■ YOUR OBJECTIVE
Take every line from the listing below that contains "Office".

* * * * * * *

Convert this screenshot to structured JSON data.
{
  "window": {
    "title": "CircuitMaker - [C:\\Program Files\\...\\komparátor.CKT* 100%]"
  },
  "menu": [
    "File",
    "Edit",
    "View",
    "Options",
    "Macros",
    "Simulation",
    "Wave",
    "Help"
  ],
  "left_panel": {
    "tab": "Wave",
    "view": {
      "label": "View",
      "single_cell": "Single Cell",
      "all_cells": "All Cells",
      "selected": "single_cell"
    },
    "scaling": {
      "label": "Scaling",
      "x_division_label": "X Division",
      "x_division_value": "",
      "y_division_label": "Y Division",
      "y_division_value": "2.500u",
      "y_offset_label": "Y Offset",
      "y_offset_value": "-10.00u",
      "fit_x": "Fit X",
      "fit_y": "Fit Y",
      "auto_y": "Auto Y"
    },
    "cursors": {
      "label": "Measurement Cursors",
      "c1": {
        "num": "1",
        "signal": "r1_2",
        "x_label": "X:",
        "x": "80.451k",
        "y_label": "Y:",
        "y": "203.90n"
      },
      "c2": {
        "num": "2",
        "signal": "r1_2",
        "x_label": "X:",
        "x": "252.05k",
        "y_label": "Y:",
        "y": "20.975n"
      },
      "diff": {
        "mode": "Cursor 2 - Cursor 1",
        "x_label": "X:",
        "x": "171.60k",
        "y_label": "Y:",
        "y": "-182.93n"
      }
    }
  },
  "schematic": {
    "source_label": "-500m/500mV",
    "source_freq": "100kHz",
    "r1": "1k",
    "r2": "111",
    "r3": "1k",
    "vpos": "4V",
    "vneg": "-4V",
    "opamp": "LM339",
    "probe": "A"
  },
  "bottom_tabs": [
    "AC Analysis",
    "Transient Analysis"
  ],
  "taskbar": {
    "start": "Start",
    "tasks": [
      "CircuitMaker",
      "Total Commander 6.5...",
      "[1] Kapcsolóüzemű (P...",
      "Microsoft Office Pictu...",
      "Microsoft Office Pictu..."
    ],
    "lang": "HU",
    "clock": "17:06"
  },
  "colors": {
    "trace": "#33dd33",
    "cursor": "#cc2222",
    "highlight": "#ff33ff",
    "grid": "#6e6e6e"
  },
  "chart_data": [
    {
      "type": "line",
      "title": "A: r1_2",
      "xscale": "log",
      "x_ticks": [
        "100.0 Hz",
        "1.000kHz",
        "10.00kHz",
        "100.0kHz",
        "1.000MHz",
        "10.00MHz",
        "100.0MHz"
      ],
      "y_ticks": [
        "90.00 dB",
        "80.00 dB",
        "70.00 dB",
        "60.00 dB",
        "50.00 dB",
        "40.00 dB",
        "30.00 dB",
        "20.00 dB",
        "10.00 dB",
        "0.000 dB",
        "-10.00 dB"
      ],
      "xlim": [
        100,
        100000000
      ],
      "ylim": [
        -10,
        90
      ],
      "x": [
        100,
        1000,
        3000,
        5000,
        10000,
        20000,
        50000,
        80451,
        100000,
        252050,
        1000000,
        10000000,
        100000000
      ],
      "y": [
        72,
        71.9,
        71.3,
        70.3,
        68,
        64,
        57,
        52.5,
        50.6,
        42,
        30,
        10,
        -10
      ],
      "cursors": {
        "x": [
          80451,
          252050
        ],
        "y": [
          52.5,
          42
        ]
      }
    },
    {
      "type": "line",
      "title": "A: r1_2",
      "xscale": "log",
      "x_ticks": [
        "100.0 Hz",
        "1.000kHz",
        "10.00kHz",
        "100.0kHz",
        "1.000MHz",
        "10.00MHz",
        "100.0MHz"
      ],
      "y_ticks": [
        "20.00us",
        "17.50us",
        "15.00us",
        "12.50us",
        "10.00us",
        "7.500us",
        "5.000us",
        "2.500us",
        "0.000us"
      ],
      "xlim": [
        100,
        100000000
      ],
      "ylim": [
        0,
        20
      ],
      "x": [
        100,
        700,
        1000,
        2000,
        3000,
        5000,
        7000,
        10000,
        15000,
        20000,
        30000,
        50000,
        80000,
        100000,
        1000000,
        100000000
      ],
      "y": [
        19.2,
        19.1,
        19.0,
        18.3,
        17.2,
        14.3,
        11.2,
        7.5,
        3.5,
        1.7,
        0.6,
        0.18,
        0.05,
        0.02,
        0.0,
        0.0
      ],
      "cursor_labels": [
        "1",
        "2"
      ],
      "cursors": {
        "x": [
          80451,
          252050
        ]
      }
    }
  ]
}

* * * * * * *

■ WRITTEN SOLUTION
      "Microsoft Office Pictu...",
      "Microsoft Office Pictu..."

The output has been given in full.